This was definitely my least favorite part of the game. I felt like the control was clunky compared to designed action games like Rockman or Mario. A lot of them have scrolling screens where if it catches up with you you die (and lose half HP). Enemies often knock you way back into pits. And such. I used a lot of save states to pass these parts.

The game goes in a standard way -- you arrive at a town, have to solve some problem there, and then get either a way to progress to the next place, or a star fragment. There are five galaxies with several planets each, which might make it seem like quite a long game. But after the first two galaxies, the remaining three have no world maps on any of the planets. Maybe they ran out of development time, but in the end the game is pretty short.

About 3/4 of the way through the game you get very powerful swords that pretty much slaughter the rest of the bosses with little trouble -- I was happy to see this given my difficulty with the action aspect of the game.

Eventually we reach the tournament, which is a bunch of bosses one after the other. Jack and Ryu win, of course, and then beat Shubaban. But it turns out that Ginga Maola, the head of the Galaxy Warriors, abandons Shubaban and begins to use a big weapon that will destroy all planets in the galaxy. After fighting some old bosses again (including a mind-controlled Shubaban), we reach Ginga Maola.

He has several forms, but the powerful swords plus some healing techniques make it not so bad. The only tough one is the first form, which you have to beat with counterattacks. I never got the hold of guarding vs. moving backwards (both of which are left/right D-pad), but I managed to do it just by mashing the buttons until it worked.

Jack and Ryu save the universe and their king, and live happily ever least until Super Chinese World 3.

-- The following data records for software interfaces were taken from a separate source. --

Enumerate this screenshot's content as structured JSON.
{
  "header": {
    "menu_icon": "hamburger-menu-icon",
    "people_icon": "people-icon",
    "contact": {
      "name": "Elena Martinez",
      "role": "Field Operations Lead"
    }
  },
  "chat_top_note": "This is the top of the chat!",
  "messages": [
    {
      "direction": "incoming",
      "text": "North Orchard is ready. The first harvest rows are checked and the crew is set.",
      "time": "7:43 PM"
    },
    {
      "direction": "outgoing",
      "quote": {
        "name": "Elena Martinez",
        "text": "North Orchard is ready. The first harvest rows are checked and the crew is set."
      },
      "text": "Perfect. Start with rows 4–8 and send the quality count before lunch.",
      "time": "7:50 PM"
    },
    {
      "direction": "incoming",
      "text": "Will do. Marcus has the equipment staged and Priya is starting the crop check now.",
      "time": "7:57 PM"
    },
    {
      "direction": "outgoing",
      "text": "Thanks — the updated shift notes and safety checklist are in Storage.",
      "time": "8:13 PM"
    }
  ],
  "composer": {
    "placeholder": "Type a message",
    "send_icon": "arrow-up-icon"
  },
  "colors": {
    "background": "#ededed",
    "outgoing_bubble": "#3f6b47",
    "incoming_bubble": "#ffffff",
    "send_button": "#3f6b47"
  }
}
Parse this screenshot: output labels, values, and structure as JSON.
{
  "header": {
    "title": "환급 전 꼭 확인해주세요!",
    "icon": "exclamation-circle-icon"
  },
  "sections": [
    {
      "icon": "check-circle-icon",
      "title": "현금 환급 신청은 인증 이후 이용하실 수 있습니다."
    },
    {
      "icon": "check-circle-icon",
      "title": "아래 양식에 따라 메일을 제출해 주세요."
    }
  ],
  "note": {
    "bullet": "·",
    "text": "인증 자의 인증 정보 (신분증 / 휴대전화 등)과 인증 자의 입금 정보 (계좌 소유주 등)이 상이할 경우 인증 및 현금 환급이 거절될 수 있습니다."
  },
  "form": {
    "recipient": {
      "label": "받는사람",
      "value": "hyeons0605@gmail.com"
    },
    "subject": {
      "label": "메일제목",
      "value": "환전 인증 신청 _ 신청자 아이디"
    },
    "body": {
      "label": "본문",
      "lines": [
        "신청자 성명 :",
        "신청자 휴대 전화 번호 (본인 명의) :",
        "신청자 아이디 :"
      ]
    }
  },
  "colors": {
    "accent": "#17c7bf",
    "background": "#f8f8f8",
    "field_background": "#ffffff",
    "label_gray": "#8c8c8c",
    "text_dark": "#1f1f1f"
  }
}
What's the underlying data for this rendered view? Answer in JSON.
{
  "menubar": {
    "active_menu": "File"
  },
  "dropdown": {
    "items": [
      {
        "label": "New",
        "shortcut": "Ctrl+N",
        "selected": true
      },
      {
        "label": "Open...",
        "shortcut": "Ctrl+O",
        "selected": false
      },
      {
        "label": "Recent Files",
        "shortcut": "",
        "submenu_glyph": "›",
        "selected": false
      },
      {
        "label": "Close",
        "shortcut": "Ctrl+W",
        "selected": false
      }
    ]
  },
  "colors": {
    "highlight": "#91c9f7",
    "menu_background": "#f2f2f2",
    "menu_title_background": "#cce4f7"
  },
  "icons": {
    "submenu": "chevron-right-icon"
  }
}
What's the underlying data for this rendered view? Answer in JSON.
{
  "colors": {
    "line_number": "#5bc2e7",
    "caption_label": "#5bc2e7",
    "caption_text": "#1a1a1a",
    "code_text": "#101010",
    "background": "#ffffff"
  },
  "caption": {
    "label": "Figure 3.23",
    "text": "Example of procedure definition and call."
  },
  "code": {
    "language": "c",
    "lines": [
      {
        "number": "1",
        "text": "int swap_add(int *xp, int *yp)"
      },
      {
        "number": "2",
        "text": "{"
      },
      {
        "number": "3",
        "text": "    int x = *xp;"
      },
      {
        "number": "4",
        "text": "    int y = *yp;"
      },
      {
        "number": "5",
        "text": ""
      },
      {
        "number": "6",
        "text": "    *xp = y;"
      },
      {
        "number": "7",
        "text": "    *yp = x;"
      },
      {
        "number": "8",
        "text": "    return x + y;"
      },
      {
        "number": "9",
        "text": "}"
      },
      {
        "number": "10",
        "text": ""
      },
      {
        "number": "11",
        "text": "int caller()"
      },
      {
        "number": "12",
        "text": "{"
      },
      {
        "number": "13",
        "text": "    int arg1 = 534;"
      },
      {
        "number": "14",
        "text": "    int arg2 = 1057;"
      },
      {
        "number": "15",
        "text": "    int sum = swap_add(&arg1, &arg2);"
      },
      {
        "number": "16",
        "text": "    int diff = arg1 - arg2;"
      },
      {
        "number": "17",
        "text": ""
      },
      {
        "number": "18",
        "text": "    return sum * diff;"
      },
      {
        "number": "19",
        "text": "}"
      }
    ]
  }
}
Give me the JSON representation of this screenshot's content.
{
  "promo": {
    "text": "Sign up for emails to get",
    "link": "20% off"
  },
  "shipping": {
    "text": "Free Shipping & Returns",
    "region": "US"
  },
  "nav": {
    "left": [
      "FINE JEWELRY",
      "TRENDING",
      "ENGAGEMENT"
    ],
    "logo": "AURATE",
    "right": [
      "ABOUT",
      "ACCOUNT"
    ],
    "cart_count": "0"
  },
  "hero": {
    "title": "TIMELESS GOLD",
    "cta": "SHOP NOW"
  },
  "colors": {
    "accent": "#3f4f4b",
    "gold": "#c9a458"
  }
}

Regular updates with a bit more substance will be back next week. I'm skipping Aktarion, localized as Secret of the Seven Stars, and Ys IV, which I played a couple of years ago (and isn't all that good). Next up is a PCE action RPG called Ruin: Kami no Isan.